Pissarro’s significance was recognized early on by his peers—and fitfully by officialdom. In the 1850’s, 60’s, and early 70’s, international “Salon” exhibitions offered the only hope for commercial success and acclaim in France. But admission was controlled by adherents of the Ecole des Beaux Arts, whose teachers held to a petrifying methodology. Vanguard artists had to deal with the Salons or, somehow, without them.
One of Pissarro’s unorthodox landscapes was accepted for the 1859 Salon, where it was noted appreciatively by the critic Alexandre Astruc. In 1863, his participation in the Salon des Refusés—a protest against the official Salon—made him anathema, but his work was so strong that it was nevertheless accepted for the Salons of 1864, ’65, and ’66. In his review of the last of these, Emile Zola, the great novelist and art critic, and a supporter of the avant-garde, wrote about Pissarro: “Thank you, Sir, your winter landscape refreshed me for a good half-hour during my trip through the great desert of the Salon. I know that you were admitted only with great difficulty.” In the same year, the painter Guillemet would write, “Pissarro alone continues to produce masterpieces.”
These early responses indicate clearly enough that Pissarro was creating something unusual. In fact, he was inventing abstraction, the ingredients of which he had gleaned from his precursors. As early as 1864, he was using elements of landscape as abstract designs, making lines and shapes be lines and shapes as well as representations of objects and scenic depth.
Camille Pissarro was born on the island of St. Thomas in the Caribbean, a child of middle-class Jewish merchants originally from Bordeaux. Schooled in Paris from 1841 to 1847, he went back to the island to enter the family business, but eventually sloughed off his family’s expectations to go draw and paint in Venezuela. He returned to Paris for good in 1855, followed not long afterward by his parents.
In 1860, Pissarro began a liaison with Julie Vellay, his mother’s cook’s assistant. They married in 1871, had eight children, and remained together until Camille’s death in 1903. The relationship cost him a large part of his mother’s affections and financial support; as a consequence, most of Pissarro’s adult life would be a dire struggle for money.
And Cézanne? For over 20 years, from the time they met in 1861, he sought and received Pissarro’s advice and help. The young Cézanne, awkward in art as in person, was ridiculed in Paris—but not by Pissarro, who, perhaps seeing something of himself in the impolitic frankness of the younger man’s work, recognized his unusual talent immediately and never faltered in his support.

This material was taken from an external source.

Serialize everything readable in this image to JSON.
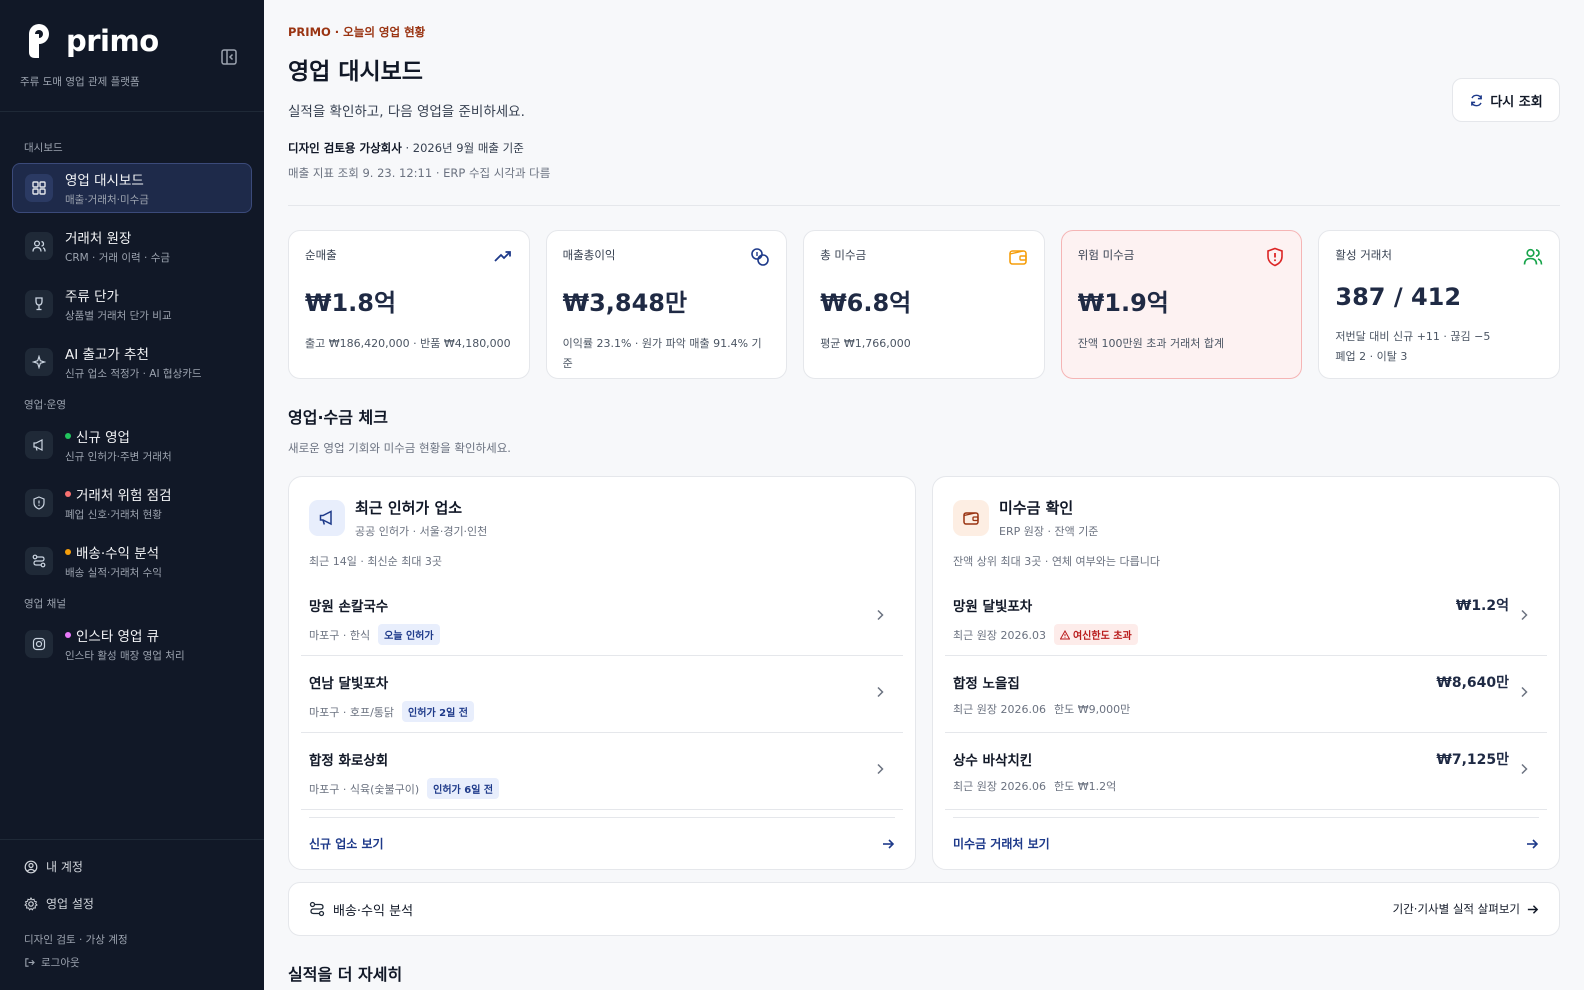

The two became close friends; by the early 1870’s, Cézanne was so eager to work in Pissarro’s company that he moved near him. That they influenced each other is beyond doubt. “We were al- ways together!,” Pissarro wrote of those years, when the volatile Cézanne’s attachment was intense. In particular, Pissarro’s obsessive approach to work, to mining his own vision, helped Cézanne to release his blocked personality, showing him how emotional content would come on its own and allowing him to channel his anxious energy into the formal problems of painting.
Monet has often been represented as the genius of Impressionism, and a genius he certainly was. He was also the instigator of the first Impressionist exhibition in 1874. Nevertheless, in a review of that show, the critic Armand Silvestre could refer to Pissarro as “basically the inventor of this painting.” One can see why.